The 2024 ICD-10-CM Updates Include New Codes for Reporting Metabolic Disorders and Insulin Resistance
September 19th, 2023 - Aimee Wilcox
Diabetes is a chronic disease that just seems to consistently be increasing instead of improving resulting in a constant endeavor by medical researchers to identify causal effects and possible treatments. One underlying or precipitating condition that scientists have identified as a precipitating factor in the development of diabetes is insulin resistance, which is a known metabolic disorder. As data becomes available through claims reporting, additional code options become possible with ICD-10-CM.
Documenting and Reporting Postoperative Visits
September 12th, 2023 - Aimee Wilcox
Sometimes we receive questions regarding documentation requirements for specific codes or coding requirements and we respond with information and resources to support our answers. The following question was recently submitted: Are providers required to report postoperative services on claims using 99024, especially if there is no payment for that service? What documentation is required if you are reporting an unrelated Evaluation and Management (E/M) service by the same physician during the postoperative period? 
Understanding Gastroesophageal Reflux Disease and ICD-10-CM Coding
August 22nd, 2023 - Aimee Wilcox
Gastroesophageal reflux disease or GERD for short, is a disease that impacts millions of Americans on a weekly basis. Symptoms are uncomfortable, as are some of the tests used to diagnose it, but understanding the disease, tests, and treatments helps us better understand how to code the disease using ICD-10-CM codes.
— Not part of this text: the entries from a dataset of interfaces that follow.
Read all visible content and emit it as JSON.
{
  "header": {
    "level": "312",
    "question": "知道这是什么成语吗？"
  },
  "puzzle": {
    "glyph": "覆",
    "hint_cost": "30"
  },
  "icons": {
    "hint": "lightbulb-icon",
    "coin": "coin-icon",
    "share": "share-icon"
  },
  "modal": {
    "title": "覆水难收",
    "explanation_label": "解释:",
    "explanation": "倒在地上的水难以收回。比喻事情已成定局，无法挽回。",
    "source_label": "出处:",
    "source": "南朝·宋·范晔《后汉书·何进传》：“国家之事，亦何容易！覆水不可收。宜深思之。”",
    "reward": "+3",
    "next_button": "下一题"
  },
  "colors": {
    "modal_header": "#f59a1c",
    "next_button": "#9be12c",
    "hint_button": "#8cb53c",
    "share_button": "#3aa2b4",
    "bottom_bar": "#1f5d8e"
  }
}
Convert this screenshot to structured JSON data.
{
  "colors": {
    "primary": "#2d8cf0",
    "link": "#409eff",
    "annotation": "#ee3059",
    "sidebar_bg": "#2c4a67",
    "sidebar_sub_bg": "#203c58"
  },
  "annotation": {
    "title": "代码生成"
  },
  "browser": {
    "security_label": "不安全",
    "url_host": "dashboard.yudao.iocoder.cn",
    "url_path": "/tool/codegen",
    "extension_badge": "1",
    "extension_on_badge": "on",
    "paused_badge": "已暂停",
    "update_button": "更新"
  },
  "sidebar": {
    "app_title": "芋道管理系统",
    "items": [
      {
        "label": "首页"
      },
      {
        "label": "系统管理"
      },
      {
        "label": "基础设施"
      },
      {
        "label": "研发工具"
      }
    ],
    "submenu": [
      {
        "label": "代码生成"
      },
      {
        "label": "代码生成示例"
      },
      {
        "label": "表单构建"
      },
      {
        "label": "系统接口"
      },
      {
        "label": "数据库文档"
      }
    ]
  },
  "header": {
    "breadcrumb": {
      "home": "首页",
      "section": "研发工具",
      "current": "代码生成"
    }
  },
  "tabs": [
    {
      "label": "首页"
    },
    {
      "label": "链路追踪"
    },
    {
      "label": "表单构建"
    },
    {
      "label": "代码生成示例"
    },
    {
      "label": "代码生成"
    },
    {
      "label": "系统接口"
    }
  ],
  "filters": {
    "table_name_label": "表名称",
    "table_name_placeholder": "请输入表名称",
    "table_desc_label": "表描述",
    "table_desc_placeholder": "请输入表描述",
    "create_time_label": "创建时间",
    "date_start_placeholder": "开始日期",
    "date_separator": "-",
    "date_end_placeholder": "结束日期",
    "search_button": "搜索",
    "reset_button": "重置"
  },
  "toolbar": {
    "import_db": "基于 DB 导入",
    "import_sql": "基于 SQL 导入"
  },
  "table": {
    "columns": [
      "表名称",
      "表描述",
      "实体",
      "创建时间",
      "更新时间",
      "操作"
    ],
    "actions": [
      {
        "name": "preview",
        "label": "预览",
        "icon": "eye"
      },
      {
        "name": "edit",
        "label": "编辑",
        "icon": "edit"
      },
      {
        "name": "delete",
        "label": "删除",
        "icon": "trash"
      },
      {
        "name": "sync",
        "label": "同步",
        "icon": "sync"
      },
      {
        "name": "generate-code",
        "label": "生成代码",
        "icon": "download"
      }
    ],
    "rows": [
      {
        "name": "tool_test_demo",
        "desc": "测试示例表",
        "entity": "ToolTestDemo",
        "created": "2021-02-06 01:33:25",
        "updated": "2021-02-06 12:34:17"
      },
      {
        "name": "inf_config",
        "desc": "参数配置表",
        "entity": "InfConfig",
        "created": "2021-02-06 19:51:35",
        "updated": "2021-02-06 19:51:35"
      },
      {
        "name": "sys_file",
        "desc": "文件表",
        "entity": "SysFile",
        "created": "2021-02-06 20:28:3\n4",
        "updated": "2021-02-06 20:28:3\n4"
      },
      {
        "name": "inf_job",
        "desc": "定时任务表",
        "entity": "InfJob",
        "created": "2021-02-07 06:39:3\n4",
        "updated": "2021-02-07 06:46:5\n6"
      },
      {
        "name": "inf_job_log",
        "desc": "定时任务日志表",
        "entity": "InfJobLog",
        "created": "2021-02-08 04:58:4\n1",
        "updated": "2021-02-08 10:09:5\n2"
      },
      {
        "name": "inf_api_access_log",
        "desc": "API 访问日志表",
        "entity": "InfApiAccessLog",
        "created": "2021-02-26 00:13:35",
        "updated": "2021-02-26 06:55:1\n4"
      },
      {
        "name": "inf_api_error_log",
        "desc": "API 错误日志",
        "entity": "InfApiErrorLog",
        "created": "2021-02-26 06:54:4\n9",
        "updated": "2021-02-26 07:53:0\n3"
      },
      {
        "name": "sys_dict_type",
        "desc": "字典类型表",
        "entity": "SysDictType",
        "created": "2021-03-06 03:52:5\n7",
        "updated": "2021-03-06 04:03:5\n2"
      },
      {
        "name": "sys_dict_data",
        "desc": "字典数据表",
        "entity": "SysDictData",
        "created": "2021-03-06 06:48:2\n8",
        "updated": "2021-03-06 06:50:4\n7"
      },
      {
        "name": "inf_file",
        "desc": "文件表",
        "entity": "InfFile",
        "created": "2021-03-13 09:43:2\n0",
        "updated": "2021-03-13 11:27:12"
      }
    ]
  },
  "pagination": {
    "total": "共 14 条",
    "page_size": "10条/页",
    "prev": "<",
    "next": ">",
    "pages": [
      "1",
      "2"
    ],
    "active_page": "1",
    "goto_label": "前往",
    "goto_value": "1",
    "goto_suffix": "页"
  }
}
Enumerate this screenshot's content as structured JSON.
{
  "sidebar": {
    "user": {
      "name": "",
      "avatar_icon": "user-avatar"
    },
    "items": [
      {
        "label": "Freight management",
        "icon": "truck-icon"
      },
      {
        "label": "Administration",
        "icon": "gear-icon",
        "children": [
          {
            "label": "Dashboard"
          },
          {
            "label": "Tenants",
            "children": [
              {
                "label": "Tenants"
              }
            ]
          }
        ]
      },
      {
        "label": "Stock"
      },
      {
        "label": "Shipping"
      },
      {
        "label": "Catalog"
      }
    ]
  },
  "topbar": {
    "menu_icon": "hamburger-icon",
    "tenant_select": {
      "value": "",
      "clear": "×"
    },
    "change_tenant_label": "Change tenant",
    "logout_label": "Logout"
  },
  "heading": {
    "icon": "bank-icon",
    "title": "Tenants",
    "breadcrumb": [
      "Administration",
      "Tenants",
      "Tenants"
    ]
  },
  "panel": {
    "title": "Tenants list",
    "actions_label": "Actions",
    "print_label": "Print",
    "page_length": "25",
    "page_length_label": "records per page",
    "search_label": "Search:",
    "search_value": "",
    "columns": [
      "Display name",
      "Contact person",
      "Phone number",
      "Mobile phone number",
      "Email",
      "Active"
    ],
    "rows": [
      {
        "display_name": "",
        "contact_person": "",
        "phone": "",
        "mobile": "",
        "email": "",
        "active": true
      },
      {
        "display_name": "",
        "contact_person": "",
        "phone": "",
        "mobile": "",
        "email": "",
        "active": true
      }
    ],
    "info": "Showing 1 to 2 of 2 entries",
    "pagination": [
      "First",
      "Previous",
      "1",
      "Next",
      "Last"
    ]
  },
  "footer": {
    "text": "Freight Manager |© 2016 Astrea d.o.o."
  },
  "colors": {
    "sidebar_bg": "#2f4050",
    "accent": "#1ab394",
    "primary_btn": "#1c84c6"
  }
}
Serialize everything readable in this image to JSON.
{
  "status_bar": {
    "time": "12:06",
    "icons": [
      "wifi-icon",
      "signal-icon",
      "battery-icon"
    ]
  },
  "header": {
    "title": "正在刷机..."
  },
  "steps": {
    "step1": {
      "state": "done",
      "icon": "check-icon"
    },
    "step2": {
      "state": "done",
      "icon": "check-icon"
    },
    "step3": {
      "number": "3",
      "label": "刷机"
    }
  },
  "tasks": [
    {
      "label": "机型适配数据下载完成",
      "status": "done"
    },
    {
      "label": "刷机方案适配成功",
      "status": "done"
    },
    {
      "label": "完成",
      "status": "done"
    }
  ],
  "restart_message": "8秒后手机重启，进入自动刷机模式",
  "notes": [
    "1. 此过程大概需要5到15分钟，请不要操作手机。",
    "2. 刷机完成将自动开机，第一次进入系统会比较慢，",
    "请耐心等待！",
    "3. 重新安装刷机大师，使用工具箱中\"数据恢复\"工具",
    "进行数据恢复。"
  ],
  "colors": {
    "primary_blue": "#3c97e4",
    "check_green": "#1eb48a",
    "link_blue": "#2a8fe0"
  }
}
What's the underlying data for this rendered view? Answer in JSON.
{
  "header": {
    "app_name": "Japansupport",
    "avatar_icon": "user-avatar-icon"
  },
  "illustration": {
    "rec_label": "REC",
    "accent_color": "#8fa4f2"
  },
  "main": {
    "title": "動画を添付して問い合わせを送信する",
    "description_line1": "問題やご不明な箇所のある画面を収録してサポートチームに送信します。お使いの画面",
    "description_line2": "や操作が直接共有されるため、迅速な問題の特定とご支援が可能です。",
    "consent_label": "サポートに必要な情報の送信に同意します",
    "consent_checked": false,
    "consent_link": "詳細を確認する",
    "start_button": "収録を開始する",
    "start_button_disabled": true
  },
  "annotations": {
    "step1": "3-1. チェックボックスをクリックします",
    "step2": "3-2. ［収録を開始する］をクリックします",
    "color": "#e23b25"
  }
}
Home About Terms Privacy

innoviHealth® - 62 E 300 North, Spanish Fork, UT 84660 - Phone 801-770-4203 (9-5 Mountain)

Copyright © 2000-2023 innoviHealth Systems®, Inc. - CPT® copyright American Medical Association